§ Exercise input:
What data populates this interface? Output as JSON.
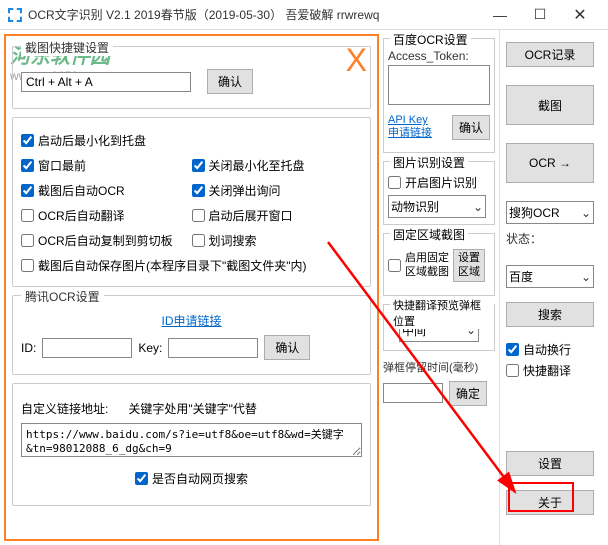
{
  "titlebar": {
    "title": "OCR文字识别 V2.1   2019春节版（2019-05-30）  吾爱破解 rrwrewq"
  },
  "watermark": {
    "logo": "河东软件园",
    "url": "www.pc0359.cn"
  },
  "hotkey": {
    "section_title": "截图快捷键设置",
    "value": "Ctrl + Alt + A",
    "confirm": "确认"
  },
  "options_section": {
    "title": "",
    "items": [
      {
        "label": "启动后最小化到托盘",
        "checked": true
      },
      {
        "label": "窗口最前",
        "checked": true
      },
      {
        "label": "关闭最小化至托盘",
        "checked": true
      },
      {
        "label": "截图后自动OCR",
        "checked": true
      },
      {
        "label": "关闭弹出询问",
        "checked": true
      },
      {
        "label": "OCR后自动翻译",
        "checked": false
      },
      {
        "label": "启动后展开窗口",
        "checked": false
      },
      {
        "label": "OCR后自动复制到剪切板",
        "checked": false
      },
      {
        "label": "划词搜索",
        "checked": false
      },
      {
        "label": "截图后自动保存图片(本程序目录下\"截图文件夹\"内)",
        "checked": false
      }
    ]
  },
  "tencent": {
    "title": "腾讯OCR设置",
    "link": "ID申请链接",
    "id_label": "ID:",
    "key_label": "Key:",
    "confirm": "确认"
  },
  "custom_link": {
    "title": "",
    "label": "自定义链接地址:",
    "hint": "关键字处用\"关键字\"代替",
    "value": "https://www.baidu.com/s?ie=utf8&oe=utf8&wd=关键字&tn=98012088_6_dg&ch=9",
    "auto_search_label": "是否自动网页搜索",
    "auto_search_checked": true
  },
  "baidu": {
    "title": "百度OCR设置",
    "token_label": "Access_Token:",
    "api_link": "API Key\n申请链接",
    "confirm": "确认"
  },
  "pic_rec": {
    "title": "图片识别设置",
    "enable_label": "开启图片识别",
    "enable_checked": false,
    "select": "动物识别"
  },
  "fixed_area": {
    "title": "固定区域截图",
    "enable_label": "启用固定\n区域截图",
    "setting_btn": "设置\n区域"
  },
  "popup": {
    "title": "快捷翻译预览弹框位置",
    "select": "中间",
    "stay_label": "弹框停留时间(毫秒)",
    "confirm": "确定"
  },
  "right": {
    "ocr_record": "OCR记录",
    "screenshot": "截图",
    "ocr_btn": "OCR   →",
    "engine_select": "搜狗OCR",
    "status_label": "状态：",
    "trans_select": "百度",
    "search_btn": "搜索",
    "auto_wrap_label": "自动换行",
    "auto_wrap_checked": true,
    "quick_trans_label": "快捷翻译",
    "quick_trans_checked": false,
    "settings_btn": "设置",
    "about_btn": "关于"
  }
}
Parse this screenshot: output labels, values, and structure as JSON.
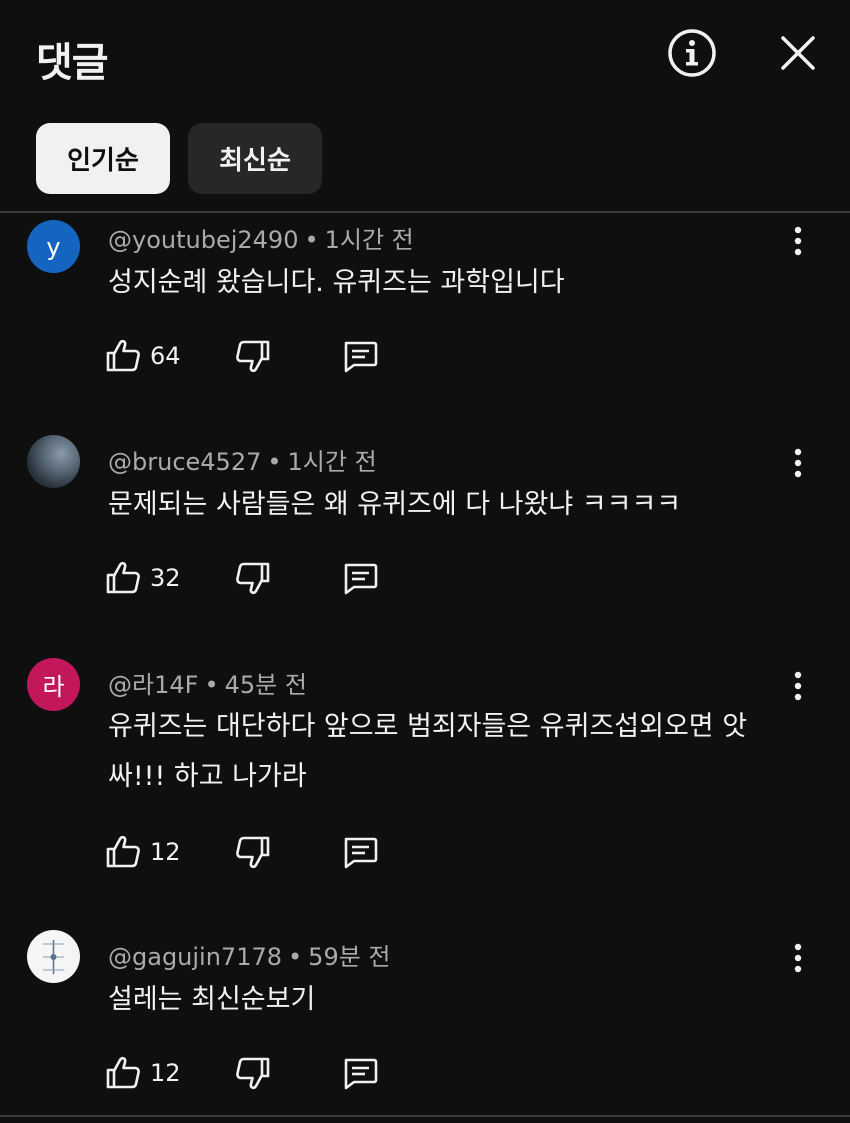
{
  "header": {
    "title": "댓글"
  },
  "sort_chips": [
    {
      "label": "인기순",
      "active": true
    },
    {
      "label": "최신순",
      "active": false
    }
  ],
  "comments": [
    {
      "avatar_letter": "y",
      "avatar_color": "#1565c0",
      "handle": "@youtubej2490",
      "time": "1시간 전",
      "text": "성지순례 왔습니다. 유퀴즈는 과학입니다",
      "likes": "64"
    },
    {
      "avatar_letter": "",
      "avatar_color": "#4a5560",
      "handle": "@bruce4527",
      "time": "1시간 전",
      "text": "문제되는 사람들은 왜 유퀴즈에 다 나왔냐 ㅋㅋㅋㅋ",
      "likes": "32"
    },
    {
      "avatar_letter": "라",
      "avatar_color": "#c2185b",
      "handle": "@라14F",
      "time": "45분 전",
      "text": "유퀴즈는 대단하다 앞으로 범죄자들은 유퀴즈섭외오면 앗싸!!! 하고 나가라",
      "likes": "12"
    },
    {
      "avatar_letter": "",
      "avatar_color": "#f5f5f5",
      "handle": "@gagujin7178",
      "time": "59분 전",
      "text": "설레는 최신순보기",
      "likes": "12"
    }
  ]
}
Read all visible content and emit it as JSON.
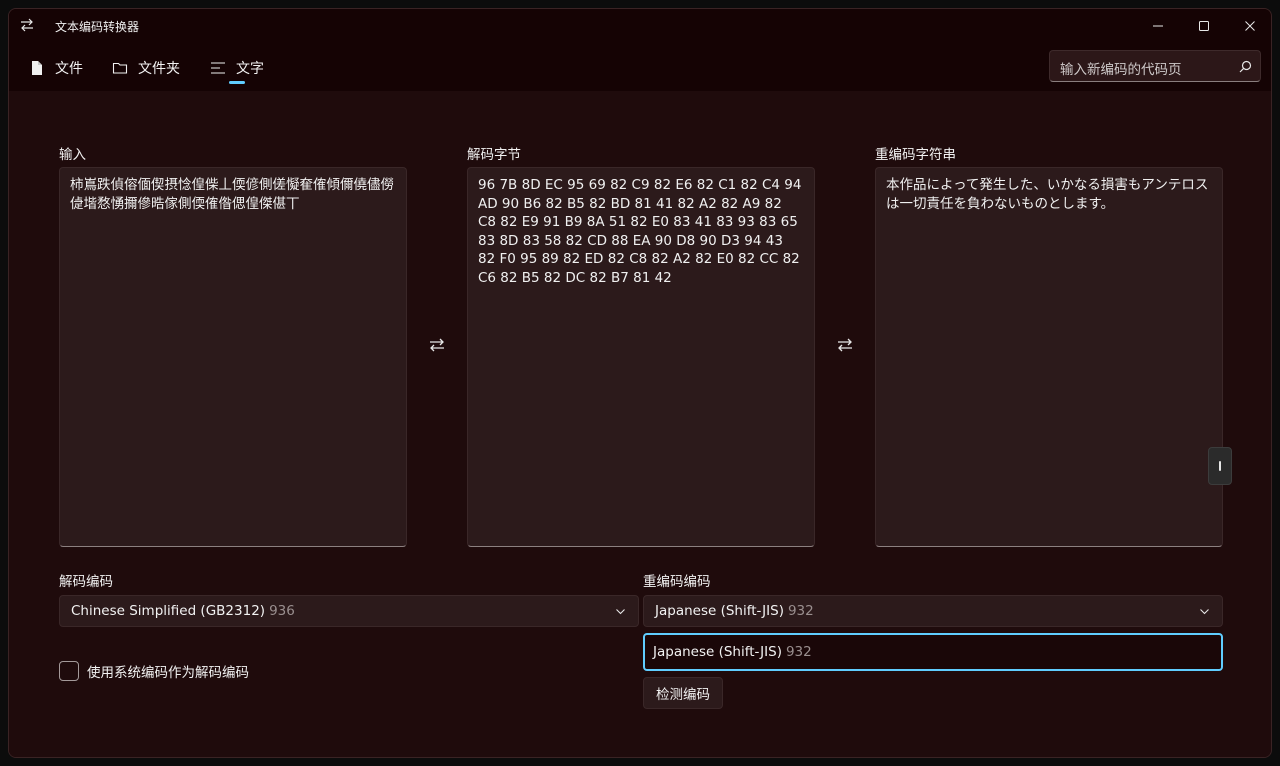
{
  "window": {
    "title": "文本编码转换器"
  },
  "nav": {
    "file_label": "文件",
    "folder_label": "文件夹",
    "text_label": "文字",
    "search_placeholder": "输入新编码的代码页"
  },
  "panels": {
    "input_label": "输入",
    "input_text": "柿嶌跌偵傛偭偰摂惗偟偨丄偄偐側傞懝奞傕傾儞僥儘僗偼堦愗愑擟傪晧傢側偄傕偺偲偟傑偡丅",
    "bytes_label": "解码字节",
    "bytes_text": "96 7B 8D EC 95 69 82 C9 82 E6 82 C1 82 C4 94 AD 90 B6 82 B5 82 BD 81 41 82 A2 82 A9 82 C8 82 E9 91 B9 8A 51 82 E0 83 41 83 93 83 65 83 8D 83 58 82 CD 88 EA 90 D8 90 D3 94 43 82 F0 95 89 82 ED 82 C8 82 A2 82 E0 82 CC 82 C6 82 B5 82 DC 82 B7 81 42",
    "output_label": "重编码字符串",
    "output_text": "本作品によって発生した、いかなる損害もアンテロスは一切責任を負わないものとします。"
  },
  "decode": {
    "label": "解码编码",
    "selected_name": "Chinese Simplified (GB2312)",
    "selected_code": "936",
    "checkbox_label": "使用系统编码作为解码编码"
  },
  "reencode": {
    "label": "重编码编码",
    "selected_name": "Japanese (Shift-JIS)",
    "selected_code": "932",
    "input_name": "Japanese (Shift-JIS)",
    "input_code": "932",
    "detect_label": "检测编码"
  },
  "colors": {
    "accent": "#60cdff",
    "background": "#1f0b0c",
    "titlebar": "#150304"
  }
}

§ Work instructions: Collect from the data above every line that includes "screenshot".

§ Solution to the problem:
    "screenshot": "截图",
Parse this screenshot: output labels, values, and structure as JSON.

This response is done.